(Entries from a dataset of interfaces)
╔══
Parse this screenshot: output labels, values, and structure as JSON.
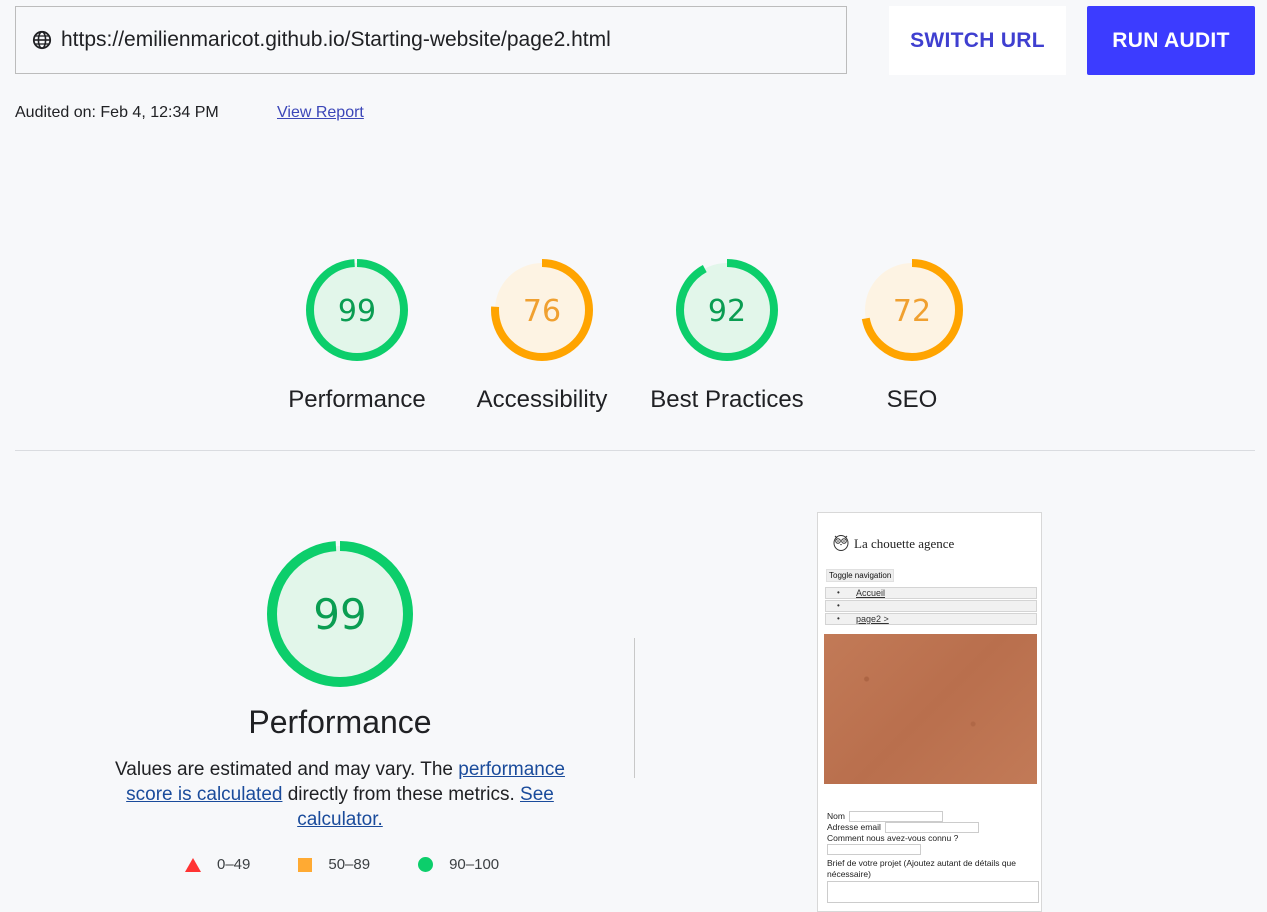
{
  "toolbar": {
    "url": "https://emilienmaricot.github.io/Starting-website/page2.html",
    "switch_label": "SWITCH URL",
    "run_label": "RUN AUDIT",
    "globe_icon": "globe-icon"
  },
  "meta": {
    "audited_on": "Audited on: Feb 4, 12:34 PM",
    "view_report": "View Report"
  },
  "colors": {
    "pass": "#0cce6b",
    "average": "#ffa400",
    "fail": "#ff3333",
    "accent": "#3c3cff"
  },
  "scores": [
    {
      "label": "Performance",
      "value": 99,
      "rating": "pass"
    },
    {
      "label": "Accessibility",
      "value": 76,
      "rating": "average"
    },
    {
      "label": "Best Practices",
      "value": 92,
      "rating": "pass"
    },
    {
      "label": "SEO",
      "value": 72,
      "rating": "average"
    }
  ],
  "detail": {
    "score": 99,
    "title": "Performance",
    "desc_1": "Values are estimated and may vary. The ",
    "link_1": "performance score is calculated",
    "desc_2": " directly from these metrics. ",
    "link_2": "See calculator."
  },
  "legend": [
    {
      "range": "0–49",
      "shape": "triangle"
    },
    {
      "range": "50–89",
      "shape": "square"
    },
    {
      "range": "90–100",
      "shape": "circle"
    }
  ],
  "thumbnail": {
    "brand": "La chouette agence",
    "toggle": "Toggle navigation",
    "nav": [
      "Accueil",
      "",
      "page2 >"
    ],
    "form_nom": "Nom",
    "form_email": "Adresse email",
    "form_how": "Comment nous avez-vous connu ?",
    "form_brief": "Brief de votre projet (Ajoutez autant de détails que nécessaire)"
  }
}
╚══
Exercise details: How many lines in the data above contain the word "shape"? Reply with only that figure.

Output for this exercise: 3